ASSIGNMENT: When a line below holds the string "projects", show that line.

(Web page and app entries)
______________________________

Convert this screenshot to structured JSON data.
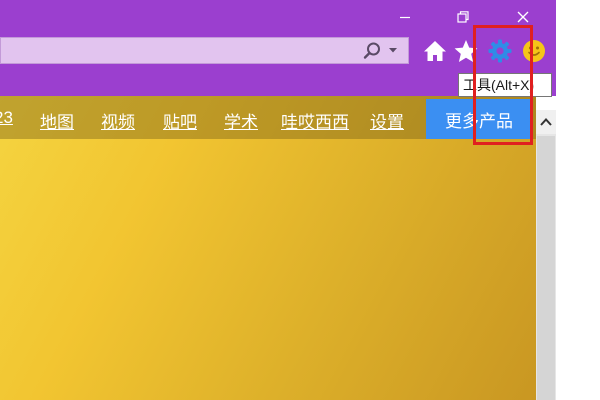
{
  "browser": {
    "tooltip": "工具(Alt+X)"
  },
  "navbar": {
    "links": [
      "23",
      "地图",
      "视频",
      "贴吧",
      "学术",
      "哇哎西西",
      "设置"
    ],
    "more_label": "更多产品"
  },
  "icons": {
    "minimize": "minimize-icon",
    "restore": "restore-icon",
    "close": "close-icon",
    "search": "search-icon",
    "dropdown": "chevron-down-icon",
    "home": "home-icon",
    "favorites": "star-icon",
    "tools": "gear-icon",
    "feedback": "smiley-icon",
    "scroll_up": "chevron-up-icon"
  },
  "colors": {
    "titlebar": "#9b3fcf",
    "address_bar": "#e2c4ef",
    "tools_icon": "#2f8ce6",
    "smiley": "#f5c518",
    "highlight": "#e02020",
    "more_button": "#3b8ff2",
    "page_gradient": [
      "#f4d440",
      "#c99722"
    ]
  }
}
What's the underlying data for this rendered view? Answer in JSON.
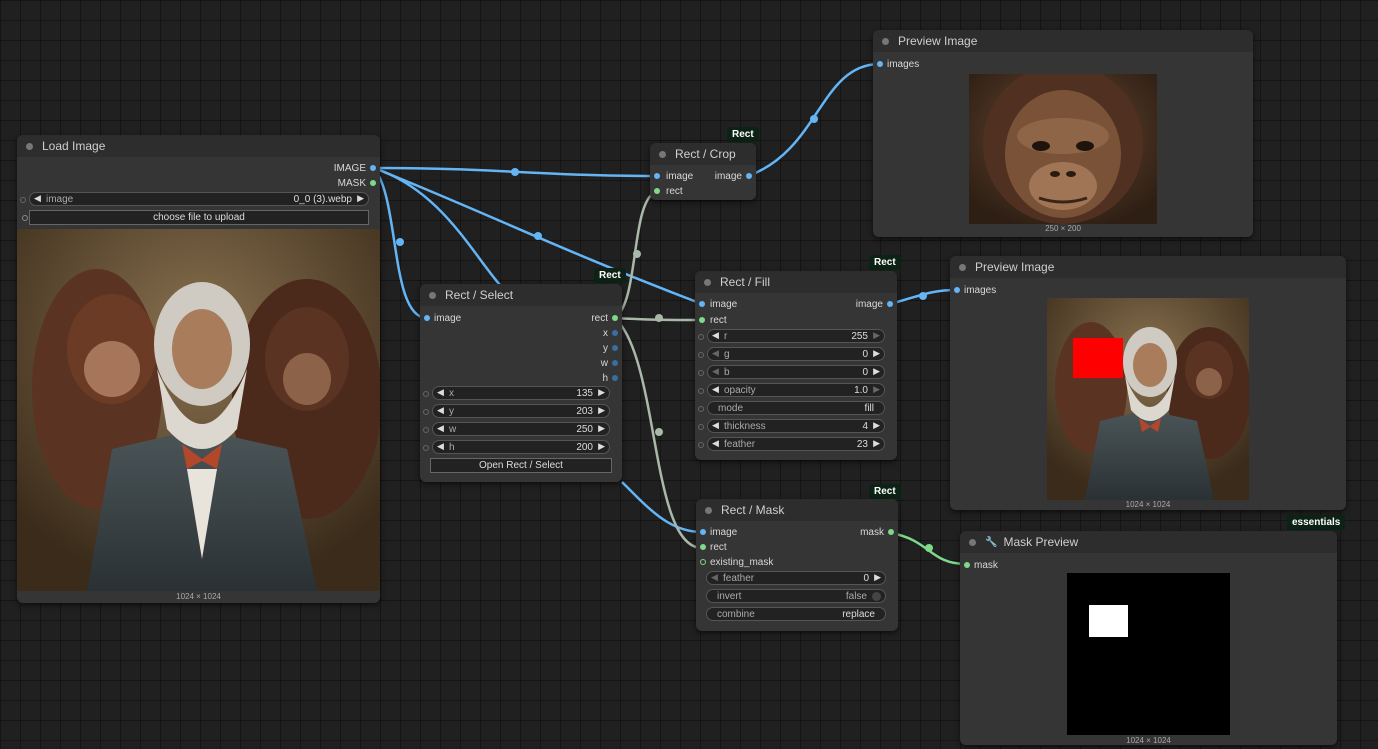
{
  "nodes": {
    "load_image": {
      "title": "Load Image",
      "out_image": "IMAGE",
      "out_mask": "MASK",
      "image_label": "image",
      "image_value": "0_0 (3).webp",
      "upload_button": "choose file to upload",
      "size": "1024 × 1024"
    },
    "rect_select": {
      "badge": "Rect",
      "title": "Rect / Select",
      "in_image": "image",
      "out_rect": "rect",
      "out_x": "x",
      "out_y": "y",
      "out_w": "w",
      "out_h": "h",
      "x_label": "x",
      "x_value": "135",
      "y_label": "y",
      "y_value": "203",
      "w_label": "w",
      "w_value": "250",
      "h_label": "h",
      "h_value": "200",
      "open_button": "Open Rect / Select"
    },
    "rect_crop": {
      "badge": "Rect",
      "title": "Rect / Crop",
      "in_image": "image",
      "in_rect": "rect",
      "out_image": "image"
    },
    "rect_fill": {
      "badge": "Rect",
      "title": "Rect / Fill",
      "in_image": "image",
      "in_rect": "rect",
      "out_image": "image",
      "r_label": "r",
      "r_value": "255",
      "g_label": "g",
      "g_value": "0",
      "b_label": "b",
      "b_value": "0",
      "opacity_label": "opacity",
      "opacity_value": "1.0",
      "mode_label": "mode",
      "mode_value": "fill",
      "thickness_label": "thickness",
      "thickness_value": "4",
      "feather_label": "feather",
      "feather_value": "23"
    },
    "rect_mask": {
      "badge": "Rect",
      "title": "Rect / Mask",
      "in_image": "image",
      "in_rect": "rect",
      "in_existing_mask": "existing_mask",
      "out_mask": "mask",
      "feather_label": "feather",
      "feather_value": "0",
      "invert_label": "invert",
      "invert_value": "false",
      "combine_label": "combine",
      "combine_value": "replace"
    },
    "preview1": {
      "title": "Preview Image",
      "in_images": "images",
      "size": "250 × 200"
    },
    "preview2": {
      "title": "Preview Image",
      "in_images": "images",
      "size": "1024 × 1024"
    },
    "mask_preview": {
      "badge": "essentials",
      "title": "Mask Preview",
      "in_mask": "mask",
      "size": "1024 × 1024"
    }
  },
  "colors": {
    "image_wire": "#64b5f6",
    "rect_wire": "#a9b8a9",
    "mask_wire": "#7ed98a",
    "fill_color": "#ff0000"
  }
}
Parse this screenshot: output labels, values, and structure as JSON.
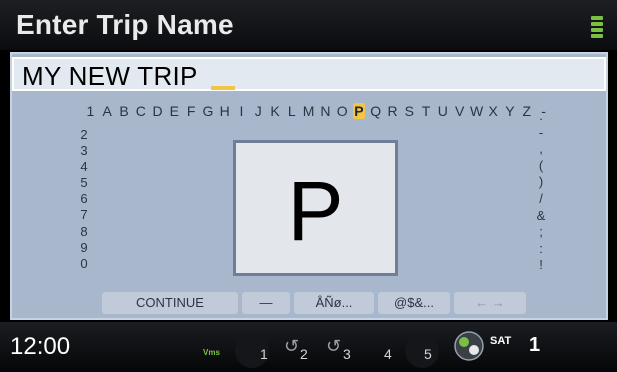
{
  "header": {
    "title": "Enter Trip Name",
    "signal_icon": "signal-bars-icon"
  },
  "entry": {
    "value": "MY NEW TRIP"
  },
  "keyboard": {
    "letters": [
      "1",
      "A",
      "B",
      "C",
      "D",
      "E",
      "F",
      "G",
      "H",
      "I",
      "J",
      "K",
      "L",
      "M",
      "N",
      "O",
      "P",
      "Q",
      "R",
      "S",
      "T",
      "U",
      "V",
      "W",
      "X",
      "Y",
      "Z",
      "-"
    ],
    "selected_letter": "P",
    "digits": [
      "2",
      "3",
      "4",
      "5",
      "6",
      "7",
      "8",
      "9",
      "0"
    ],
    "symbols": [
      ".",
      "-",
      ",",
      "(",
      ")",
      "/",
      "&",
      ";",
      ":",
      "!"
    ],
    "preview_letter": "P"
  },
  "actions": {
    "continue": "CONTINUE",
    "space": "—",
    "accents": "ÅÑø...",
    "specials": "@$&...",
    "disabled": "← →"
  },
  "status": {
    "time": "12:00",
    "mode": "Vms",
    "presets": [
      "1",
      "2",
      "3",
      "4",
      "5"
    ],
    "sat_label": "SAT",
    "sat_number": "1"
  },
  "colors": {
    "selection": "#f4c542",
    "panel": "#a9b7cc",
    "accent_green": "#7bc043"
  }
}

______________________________

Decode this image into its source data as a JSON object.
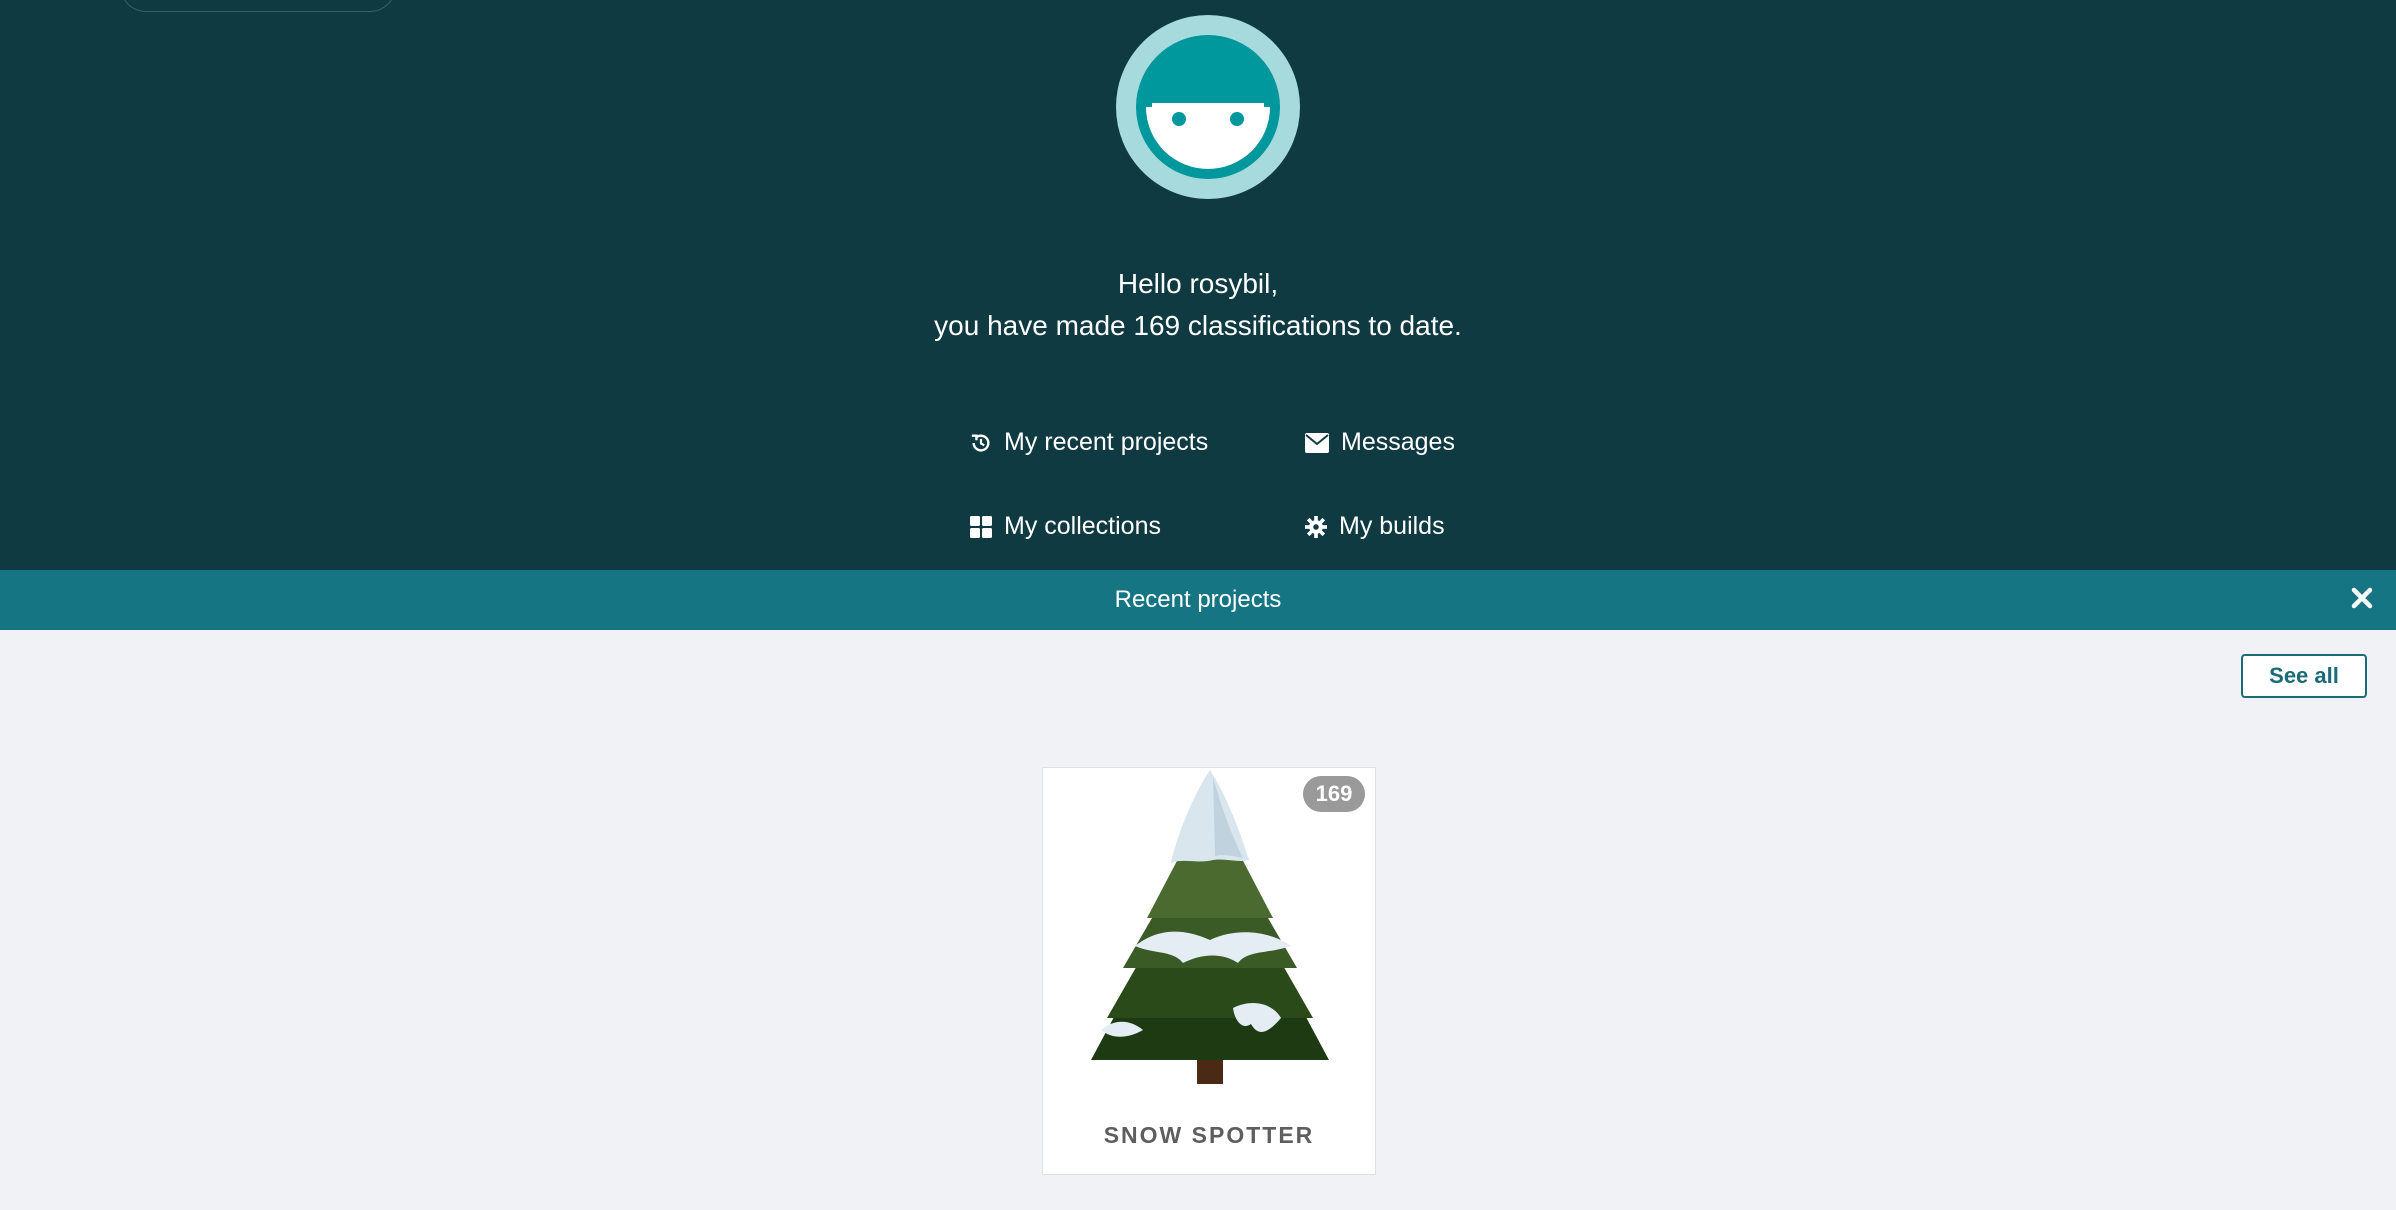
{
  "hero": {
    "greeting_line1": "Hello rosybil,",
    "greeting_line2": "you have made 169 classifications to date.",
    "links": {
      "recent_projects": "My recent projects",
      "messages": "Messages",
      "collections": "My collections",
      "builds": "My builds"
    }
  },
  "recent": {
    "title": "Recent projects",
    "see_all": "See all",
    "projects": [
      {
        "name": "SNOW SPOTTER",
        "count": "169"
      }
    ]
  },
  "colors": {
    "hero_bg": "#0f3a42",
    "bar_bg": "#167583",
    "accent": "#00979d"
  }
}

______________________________

YOUR SOLUTION:
      "recent_projects": "My recent projects",
    "title": "Recent projects",
    "projects": [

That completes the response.